Erin Billingsby, Tendon Recipient
Becoming injured can be very traumatic, especially for an athlete. Unfortunately, I learned first hand how devastating it could be.
Soccer has always a major part of my life since my first game at the age of 8. From there my dad and I logged thousands of hours going to practices, travel games, private lessons, tournaments, camps, whatever it took to make me the best I could be. The single-minded focus paid off. I will never forget the day I was told I would be receiving a scholarship to play soccer at East Tennessee State University. My whole freshman year I battled hard to finally become the starting goalkeeper for the Buccaneers (Go Bucs!). Once I had my first season under my belt, spring training came. I was doing so well and excited to be able to go into my Sophomore year as the starting goalkeeper. That quickly changed when during a spring practice I came out for a breakaway, I cut towards the ball too hard and I felt the most unforgettable audible “pop” in my left knee. As soon as I went down, I knew it was serious from the look on my trainer’s face.
My doctor gave me a few options for surgery to repair the ACL that had been torn in my knee. One common option was to take ligaments from my own body to repair the torn one. Another option, one I had never heard of, was to replace my torn ACL with the patellar tendon from someone who was an organ and tissue donor. The Doctor explained to me that this tendon, not coming from me, would be stronger, and I would have a shorter recovery time since I wouldn’t have to recover from taking my own ligaments. I took the donor graft surgery. After 5 months of rehab and training, I regained my starting position again! If I had not had a tendon transplant, my recovery could have taken anywhere from 6-8 months and ruined my chances of playing soccer.

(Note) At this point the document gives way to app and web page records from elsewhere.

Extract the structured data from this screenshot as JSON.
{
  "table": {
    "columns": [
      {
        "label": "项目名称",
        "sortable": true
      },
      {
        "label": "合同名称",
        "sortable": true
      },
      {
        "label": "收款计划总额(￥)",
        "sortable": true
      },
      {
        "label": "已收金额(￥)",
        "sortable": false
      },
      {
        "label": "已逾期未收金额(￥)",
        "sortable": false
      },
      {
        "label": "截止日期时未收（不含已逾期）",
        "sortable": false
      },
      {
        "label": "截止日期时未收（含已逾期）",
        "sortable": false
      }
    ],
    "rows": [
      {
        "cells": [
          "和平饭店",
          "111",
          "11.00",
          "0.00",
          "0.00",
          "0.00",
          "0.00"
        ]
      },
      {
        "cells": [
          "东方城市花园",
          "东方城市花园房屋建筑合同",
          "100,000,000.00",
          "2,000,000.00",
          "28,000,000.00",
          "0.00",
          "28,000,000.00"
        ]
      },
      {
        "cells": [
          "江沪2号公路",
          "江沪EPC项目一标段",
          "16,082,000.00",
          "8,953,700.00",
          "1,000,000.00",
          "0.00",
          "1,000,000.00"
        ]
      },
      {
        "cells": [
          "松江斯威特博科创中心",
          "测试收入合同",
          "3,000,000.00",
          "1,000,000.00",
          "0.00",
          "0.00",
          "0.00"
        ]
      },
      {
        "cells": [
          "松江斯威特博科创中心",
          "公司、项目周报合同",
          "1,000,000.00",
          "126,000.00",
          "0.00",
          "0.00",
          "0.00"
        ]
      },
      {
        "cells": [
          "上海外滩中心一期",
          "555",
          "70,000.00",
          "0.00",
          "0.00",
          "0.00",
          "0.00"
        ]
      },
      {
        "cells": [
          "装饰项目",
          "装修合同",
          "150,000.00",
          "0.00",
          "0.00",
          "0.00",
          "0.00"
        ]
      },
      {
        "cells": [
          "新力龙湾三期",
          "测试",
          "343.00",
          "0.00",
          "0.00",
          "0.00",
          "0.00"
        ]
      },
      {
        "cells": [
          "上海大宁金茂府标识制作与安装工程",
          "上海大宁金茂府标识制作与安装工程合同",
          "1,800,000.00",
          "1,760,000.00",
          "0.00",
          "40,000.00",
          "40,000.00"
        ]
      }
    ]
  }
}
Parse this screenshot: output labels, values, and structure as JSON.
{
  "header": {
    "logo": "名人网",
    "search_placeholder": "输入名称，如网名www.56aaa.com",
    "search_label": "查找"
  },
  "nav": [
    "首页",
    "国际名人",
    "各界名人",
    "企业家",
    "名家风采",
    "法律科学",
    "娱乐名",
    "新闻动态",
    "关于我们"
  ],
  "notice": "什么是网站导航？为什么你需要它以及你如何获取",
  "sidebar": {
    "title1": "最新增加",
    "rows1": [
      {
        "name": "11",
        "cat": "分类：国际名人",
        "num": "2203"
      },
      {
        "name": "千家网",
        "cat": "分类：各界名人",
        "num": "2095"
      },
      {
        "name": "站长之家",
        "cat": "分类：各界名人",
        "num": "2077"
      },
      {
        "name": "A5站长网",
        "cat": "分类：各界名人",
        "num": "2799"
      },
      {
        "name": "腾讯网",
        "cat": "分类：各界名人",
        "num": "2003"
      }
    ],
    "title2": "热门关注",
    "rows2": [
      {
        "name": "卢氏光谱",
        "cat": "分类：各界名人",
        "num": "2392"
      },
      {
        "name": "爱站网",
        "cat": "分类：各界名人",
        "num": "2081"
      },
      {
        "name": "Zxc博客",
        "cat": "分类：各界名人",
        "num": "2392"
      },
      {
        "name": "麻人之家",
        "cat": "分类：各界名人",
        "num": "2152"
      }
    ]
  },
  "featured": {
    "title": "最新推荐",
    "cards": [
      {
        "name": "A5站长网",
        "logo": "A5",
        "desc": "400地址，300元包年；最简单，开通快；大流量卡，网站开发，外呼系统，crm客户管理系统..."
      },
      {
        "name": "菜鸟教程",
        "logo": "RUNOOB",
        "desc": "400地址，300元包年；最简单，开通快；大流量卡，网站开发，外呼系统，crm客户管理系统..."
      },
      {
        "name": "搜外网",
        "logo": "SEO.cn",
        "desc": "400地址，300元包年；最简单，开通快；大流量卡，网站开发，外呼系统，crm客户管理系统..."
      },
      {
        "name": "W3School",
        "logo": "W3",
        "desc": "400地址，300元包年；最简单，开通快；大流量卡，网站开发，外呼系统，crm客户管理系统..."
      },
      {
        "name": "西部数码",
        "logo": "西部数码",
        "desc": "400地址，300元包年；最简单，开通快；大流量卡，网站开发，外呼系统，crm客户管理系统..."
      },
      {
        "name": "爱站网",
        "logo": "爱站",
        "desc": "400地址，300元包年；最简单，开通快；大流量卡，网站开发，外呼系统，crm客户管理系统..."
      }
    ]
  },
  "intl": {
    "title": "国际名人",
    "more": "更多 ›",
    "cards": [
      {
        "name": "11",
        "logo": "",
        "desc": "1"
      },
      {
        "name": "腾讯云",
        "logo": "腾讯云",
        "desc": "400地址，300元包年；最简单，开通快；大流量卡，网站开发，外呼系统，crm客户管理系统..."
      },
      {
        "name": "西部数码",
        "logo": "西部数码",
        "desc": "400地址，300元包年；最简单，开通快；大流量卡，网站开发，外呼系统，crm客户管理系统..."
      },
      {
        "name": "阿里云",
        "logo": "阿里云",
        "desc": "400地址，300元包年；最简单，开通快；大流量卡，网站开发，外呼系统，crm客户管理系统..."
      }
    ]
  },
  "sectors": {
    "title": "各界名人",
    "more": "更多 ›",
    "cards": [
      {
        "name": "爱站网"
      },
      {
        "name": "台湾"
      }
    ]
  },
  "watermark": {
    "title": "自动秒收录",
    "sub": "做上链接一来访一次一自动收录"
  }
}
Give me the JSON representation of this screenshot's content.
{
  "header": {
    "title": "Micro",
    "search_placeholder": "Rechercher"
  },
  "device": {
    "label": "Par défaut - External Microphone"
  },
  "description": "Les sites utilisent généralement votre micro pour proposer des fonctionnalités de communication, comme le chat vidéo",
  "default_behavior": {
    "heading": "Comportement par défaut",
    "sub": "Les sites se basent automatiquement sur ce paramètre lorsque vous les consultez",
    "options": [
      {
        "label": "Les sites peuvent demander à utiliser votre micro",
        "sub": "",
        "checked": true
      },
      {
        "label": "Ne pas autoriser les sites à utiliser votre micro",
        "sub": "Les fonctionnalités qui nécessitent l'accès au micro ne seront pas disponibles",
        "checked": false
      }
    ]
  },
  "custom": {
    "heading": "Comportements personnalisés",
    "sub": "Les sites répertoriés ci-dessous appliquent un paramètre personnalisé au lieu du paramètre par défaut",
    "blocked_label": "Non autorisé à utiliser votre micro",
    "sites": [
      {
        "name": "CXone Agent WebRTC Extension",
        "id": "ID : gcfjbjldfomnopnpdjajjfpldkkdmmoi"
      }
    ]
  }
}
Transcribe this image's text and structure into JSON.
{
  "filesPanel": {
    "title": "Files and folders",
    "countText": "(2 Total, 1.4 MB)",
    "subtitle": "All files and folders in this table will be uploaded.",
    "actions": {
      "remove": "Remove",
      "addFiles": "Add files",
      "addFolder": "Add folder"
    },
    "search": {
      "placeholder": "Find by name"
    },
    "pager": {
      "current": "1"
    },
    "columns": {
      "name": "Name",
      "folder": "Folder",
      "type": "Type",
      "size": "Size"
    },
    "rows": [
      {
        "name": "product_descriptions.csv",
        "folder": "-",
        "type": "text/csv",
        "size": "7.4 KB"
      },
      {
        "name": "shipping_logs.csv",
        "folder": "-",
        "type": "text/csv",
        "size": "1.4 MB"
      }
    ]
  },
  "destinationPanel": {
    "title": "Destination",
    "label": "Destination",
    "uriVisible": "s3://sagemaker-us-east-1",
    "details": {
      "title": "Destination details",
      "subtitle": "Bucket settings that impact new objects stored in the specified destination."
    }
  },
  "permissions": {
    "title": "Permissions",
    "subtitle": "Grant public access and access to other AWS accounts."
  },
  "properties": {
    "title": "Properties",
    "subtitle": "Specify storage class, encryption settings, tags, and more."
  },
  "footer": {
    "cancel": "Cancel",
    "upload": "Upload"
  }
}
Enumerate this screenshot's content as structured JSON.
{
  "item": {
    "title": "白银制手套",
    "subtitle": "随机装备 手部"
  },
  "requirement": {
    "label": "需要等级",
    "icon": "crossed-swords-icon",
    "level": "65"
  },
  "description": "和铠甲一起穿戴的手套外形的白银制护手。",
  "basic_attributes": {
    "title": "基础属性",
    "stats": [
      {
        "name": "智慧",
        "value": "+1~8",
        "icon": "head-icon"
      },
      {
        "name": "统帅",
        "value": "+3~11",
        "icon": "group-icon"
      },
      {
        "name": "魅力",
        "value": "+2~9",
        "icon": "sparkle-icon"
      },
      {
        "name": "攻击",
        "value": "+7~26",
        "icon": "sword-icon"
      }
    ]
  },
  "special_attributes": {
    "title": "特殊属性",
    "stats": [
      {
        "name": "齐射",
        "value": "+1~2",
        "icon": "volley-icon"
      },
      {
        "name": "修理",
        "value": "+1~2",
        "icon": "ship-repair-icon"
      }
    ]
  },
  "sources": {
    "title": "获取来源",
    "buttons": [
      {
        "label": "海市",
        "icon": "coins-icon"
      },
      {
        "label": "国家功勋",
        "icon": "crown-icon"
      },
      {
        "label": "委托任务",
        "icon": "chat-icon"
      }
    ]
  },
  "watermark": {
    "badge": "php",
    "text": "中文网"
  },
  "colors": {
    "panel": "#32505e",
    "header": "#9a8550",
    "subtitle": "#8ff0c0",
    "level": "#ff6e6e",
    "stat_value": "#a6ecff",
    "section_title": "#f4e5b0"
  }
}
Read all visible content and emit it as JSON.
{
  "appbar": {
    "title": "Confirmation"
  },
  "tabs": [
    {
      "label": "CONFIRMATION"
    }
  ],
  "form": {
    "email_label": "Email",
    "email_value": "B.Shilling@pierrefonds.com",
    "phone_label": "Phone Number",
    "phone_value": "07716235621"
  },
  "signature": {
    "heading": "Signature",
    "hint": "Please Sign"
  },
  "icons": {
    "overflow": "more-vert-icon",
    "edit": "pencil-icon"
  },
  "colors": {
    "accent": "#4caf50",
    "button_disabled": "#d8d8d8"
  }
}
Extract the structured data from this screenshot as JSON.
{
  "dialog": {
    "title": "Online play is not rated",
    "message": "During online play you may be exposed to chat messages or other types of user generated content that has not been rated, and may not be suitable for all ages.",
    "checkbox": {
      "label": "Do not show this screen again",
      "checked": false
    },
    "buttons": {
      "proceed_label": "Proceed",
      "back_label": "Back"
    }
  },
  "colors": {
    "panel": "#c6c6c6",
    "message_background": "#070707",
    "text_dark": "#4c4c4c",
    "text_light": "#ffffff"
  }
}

After finishing out my Junior year I was super anxious for my Senior year. What an accomplishment to be able to graduate college in four years as a Division I Athlete with a business major. Then, once again during a Spring training practice I jumped for a ball and landed a little too hard, and I felt the same sickening “pop” in my knee. I knew exactly what was to follow, and I knew it could be done, but this was about to be my Senior year! I decided to have another tendon transplant. I knew it would be the best option to get me on the field at least one more time to finish out my Senior season.
I went through 5 intense months of rehab, staying at ETSU the whole summer, and not being able to travel with my team my Senior year. Then finally, my opportunity came during the final Conference game. Still to this day I see it as my best game played yet. I played with so much emotion behind me, and from the encouragement, I had gotten from my teammates and training staff.
What words can really describe the gift the tissue donor gave me? Without the generosity of the donor, I would have faced the heartbreak of all those years of striving to be the best ending injured, on the sideline. By checking “yes” in the donor box they allowed my entire soccer career to end in a memory I will never forget. And I will never forget the person who made it possible.
Since then I’ve learned how important many tissues are in healing patients. Many are used in common everyday procedures. Over a million tissue transplants were done in the US last year. I hope to use my experience to inform people and most of all to help them realize we should not take these gifts for granted.
By documenting their decision, my donor allowed my entire soccer career to end in a memory I will never forget. And I will never forget the person who made it possible.
What words can really describe the gift the tissue donor gave me? Without the generosity of the donor, I would have faced the heartbreak of all those years of striving to be the best ending injured, on the sideline.